Next get your punch needle and threader (a long hoop of wire with a tab on the end). The wooden bit is the handle, and the metal bit is a tube with a hole in it, called the needle.

Take the loop of the threader and thread it all the way up through the punch needle until it pops out the end of the handle, and you can tuck your wool through the loop.

At the needle end, pull the tab of the threader until the wool is dragged all the way through it and out.

Now, carefully fold the wool backwards so you can see the hole in the scoop end of the needle (called the eye). Tuck the threader through the eye, pinch the wool through the threader and pull it through the eye so it looks like this with a nice short tail sticking out.

Draw your design onto the cloth – keep it simple for your first patch!

Now you’re ready to start punch needling! With the scoop of the needle facing upwards, keep it pointed in the direction you want to start sewing  and plunge it all the way into the fabric so it’s handle deep.

Carefully pull it out so the tip of the needle just skims the fabric and then plunge it back in again to create your first stitch. Fill in your whole shape one colour at a time. To change colour just repeat the threading process with the punch needle..

When you get to your last stitch, trim the excess wool off, and give it a little haircut all over if you have any fluffy bits that need tidying up.

Next, to secure the stitches you’ll need some iron-on interfacing. Place the interfacing shiny side down on the back of the patch, and ask an adult to help iron it on, making sure to put a bit of scrap fabric between it and the iron.

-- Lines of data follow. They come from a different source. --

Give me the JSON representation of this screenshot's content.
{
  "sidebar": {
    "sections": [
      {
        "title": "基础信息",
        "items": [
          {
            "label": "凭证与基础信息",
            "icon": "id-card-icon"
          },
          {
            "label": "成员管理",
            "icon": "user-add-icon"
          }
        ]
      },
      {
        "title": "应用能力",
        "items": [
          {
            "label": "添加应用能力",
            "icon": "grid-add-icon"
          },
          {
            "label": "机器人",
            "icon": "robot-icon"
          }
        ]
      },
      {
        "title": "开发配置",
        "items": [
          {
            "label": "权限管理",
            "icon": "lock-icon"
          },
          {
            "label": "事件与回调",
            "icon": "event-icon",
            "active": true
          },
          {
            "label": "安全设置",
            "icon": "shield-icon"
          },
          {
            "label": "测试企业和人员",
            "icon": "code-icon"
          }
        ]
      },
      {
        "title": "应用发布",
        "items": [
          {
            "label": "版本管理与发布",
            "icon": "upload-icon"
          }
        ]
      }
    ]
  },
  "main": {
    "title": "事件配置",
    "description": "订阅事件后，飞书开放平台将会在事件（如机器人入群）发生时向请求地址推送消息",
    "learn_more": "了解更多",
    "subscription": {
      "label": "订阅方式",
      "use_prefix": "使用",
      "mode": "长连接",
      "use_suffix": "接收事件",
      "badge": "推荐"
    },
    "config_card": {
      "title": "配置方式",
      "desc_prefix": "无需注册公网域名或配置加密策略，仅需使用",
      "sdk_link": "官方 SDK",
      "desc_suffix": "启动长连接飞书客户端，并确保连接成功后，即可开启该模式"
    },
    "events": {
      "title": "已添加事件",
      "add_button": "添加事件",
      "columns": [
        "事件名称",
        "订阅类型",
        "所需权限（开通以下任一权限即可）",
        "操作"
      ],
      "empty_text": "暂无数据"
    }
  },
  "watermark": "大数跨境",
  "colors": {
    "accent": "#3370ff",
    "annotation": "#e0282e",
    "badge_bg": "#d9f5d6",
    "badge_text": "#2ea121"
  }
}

Now, you’re ready to carefully cut out your patch! It will look awesome on a jacket, bag, or pencil case.